Finally he sent another letter. He thanked me for sharing my results and said that his analysis confirmed mine. Even better, he wrote that I had scooped him on the study of labeling effects. I didn't get interviewed for Ladies Home Journal or Redbook, but my ego was intact and I could breathe again. I shaved my beard and kept my own name.
Doing research wasn't always a smooth path. Editors and journal reviewers sometimes said harsh things about my manuscripts-an experience any researcher will have-and it was easy to feel personally attacked and defeated. Some of the work on stuttering I published with Dick Martin and Sam Haroldson was provocative and we were personally attacked. Sometimes I spent a huge amount of time and intellectual and emotional energy on research that didn't pan out, and it was always painful to trash an idea or a project I was invested in.
Sometimes I read articles in journals that should have mentioned the work we were doing in Minnesota, but we were ignored. Those guys didn't bother to read our journals. That was an ego blow.

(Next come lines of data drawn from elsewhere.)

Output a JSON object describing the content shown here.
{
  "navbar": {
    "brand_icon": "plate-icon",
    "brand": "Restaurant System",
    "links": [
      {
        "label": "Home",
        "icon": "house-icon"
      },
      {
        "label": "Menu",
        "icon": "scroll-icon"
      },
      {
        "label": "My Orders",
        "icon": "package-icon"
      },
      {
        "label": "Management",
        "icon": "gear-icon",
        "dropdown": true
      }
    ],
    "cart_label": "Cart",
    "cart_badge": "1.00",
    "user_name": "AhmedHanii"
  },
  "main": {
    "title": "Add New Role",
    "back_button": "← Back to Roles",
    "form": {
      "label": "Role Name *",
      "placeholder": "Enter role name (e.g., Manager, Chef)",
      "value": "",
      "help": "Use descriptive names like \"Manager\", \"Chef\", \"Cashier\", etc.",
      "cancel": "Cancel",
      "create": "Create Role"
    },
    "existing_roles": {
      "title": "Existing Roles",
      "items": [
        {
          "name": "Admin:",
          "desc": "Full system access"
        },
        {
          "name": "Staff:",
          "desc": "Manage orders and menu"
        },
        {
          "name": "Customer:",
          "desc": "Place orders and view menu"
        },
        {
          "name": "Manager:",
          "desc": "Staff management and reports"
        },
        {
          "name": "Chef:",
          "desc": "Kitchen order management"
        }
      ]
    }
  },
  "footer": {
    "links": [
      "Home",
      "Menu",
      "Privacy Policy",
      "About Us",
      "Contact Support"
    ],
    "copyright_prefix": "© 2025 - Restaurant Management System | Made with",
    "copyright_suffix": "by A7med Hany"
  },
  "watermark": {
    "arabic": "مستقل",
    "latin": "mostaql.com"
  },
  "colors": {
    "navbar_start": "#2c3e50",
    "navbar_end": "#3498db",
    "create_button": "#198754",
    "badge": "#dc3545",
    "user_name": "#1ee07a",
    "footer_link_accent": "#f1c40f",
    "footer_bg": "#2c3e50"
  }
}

But then a research project would come to fruition, and I would ponder the results, and write the article, often in collaboration with a student, and the article would appear in one of our journals. It would feel good to see it there, and to reread it. Maybe in a later issue of the journal, someone would argue with my interpretation, and that meant my work had been read and taken seriously, and that was great reward indeed.
My mother never entirely understood what I did for a living. She was proud that I was a professor at a fine university and she knew that I sometimes was invited to talk about talking. I was a doctor who didn't do any doctoring and didn't drive a luxury car like a real doctor.
She died a little more than two years ago and I went through her things. Among the letters and old pictures were articles I sent to her over the years, technical articles that she couldn't possibly understand, but sent as evidence, I guess, that I was really creating something out here in the wilds of Minnesota. She had saved them and probably shown them to the relatives and the other women in the building.
Looking though those reprints scattered among the old greeting cards and family pictures with me and my brother Joel when we were young and still wearing knickerbockers, I could sense my mother's pride and knew for a fact that I had been lucky in my profession and that, despite my Brooklyn accent, I had learned the language of success.